──────── Information supplied
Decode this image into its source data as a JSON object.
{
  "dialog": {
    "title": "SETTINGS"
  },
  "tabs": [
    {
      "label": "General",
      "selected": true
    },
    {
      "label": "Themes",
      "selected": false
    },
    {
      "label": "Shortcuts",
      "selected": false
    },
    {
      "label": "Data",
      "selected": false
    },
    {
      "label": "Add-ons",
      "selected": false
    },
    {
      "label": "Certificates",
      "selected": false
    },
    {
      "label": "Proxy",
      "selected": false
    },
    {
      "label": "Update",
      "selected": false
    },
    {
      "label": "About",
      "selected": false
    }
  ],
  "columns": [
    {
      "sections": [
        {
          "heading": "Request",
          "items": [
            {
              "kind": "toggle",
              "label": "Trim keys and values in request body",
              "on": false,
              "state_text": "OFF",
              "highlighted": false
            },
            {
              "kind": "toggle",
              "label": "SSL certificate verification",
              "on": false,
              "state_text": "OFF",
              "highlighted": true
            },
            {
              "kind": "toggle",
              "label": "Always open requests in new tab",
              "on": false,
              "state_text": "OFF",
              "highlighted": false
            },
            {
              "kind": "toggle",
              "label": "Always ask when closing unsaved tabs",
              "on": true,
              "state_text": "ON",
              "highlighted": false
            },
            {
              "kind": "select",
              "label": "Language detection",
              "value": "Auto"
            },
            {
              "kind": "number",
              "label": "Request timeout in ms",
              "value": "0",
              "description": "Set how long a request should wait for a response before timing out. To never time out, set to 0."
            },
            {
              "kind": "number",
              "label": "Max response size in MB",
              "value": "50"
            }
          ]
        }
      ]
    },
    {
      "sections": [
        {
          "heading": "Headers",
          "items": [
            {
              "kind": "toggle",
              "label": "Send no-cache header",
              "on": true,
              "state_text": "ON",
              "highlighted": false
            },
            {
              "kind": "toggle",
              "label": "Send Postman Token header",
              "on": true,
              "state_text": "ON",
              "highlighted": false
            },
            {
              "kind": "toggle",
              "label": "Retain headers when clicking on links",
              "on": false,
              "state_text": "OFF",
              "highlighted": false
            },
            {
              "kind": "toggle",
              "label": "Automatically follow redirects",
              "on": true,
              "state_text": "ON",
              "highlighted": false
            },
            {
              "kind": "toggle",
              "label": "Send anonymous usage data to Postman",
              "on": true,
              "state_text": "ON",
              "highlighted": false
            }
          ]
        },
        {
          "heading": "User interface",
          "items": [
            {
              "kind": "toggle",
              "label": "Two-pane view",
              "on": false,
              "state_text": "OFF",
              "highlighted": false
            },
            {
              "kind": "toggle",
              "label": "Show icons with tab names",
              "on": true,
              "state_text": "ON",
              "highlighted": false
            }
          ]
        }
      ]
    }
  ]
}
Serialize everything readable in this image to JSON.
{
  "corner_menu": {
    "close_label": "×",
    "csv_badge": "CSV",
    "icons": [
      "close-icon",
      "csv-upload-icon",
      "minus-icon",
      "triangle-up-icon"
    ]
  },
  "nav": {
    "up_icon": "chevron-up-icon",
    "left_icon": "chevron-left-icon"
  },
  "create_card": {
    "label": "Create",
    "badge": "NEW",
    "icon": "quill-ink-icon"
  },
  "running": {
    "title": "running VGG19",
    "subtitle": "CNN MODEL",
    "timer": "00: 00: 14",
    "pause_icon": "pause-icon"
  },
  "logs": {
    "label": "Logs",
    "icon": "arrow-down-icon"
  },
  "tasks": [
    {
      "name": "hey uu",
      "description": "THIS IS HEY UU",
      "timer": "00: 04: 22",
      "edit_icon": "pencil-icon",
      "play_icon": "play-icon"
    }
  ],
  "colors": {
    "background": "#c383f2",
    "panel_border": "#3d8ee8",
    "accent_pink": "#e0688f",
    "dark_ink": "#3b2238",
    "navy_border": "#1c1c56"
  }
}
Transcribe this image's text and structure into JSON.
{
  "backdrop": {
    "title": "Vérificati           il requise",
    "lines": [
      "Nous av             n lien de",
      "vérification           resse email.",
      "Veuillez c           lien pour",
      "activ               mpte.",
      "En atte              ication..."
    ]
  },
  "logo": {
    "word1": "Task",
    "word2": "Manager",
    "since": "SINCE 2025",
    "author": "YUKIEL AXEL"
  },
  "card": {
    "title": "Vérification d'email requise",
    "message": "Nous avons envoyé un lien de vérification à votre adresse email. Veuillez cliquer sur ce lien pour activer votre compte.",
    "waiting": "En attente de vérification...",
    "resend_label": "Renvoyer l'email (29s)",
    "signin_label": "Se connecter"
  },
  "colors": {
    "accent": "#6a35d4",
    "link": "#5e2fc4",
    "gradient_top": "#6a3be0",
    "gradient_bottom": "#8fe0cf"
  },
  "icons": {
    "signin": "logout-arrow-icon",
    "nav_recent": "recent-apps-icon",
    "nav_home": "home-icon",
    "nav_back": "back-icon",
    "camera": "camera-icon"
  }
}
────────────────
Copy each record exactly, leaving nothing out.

Decode this image into its source data as a JSON object.
{
  "dialog": {
    "title": "SETTINGS"
  },
  "tabs": [
    {
      "label": "General",
      "selected": true
    },
    {
      "label": "Themes",
      "selected": false
    },
    {
      "label": "Shortcuts",
      "selected": false
    },
    {
      "label": "Data",
      "selected": false
    },
    {
      "label": "Add-ons",
      "selected": false
    },
    {
      "label": "Certificates",
      "selected": false
    },
    {
      "label": "Proxy",
      "selected": false
    },
    {
      "label": "Update",
      "selected": false
    },
    {
      "label": "About",
      "selected": false
    }
  ],
  "columns": [
    {
      "sections": [
        {
          "heading": "Request",
          "items": [
            {
              "kind": "toggle",
              "label": "Trim keys and values in request body",
              "on": false,
              "state_text": "OFF",
              "highlighted": false
            },
            {
              "kind": "toggle",
              "label": "SSL certificate verification",
              "on": false,
              "state_text": "OFF",
              "highlighted": true
            },
            {
              "kind": "toggle",
              "label": "Always open requests in new tab",
              "on": false,
              "state_text": "OFF",
              "highlighted": false
            },
            {
              "kind": "toggle",
              "label": "Always ask when closing unsaved tabs",
              "on": true,
              "state_text": "ON",
              "highlighted": false
            },
            {
              "kind": "select",
              "label": "Language detection",
              "value": "Auto"
            },
            {
              "kind": "number",
              "label": "Request timeout in ms",
              "value": "0",
              "description": "Set how long a request should wait for a response before timing out. To never time out, set to 0."
            },
            {
              "kind": "number",
              "label": "Max response size in MB",
              "value": "50"
            }
          ]
        }
      ]
    },
    {
      "sections": [
        {
          "heading": "Headers",
          "items": [
            {
              "kind": "toggle",
              "label": "Send no-cache header",
              "on": true,
              "state_text": "ON",
              "highlighted": false
            },
            {
              "kind": "toggle",
              "label": "Send Postman Token header",
              "on": true,
              "state_text": "ON",
              "highlighted": false
            },
            {
              "kind": "toggle",
              "label": "Retain headers when clicking on links",
              "on": false,
              "state_text": "OFF",
              "highlighted": false
            },
            {
              "kind": "toggle",
              "label": "Automatically follow redirects",
              "on": true,
              "state_text": "ON",
              "highlighted": false
            },
            {
              "kind": "toggle",
              "label": "Send anonymous usage data to Postman",
              "on": true,
              "state_text": "ON",
              "highlighted": false
            }
          ]
        },
        {
          "heading": "User interface",
          "items": [
            {
              "kind": "toggle",
              "label": "Two-pane view",
              "on": false,
              "state_text": "OFF",
              "highlighted": false
            },
            {
              "kind": "toggle",
              "label": "Show icons with tab names",
              "on": true,
              "state_text": "ON",
              "highlighted": false
            }
          ]
        }
      ]
    }
  ]
}
Serialize everything readable in this image to JSON.
{
  "corner_menu": {
    "close_label": "×",
    "csv_badge": "CSV",
    "icons": [
      "close-icon",
      "csv-upload-icon",
      "minus-icon",
      "triangle-up-icon"
    ]
  },
  "nav": {
    "up_icon": "chevron-up-icon",
    "left_icon": "chevron-left-icon"
  },
  "create_card": {
    "label": "Create",
    "badge": "NEW",
    "icon": "quill-ink-icon"
  },
  "running": {
    "title": "running VGG19",
    "subtitle": "CNN MODEL",
    "timer": "00: 00: 14",
    "pause_icon": "pause-icon"
  },
  "logs": {
    "label": "Logs",
    "icon": "arrow-down-icon"
  },
  "tasks": [
    {
      "name": "hey uu",
      "description": "THIS IS HEY UU",
      "timer": "00: 04: 22",
      "edit_icon": "pencil-icon",
      "play_icon": "play-icon"
    }
  ],
  "colors": {
    "background": "#c383f2",
    "panel_border": "#3d8ee8",
    "accent_pink": "#e0688f",
    "dark_ink": "#3b2238",
    "navy_border": "#1c1c56"
  }
}
Transcribe this image's text and structure into JSON.
{
  "backdrop": {
    "title": "Vérificati           il requise",
    "lines": [
      "Nous av             n lien de",
      "vérification           resse email.",
      "Veuillez c           lien pour",
      "activ               mpte.",
      "En atte              ication..."
    ]
  },
  "logo": {
    "word1": "Task",
    "word2": "Manager",
    "since": "SINCE 2025",
    "author": "YUKIEL AXEL"
  },
  "card": {
    "title": "Vérification d'email requise",
    "message": "Nous avons envoyé un lien de vérification à votre adresse email. Veuillez cliquer sur ce lien pour activer votre compte.",
    "waiting": "En attente de vérification...",
    "resend_label": "Renvoyer l'email (29s)",
    "signin_label": "Se connecter"
  },
  "colors": {
    "accent": "#6a35d4",
    "link": "#5e2fc4",
    "gradient_top": "#6a3be0",
    "gradient_bottom": "#8fe0cf"
  },
  "icons": {
    "signin": "logout-arrow-icon",
    "nav_recent": "recent-apps-icon",
    "nav_home": "home-icon",
    "nav_back": "back-icon",
    "camera": "camera-icon"
  }
}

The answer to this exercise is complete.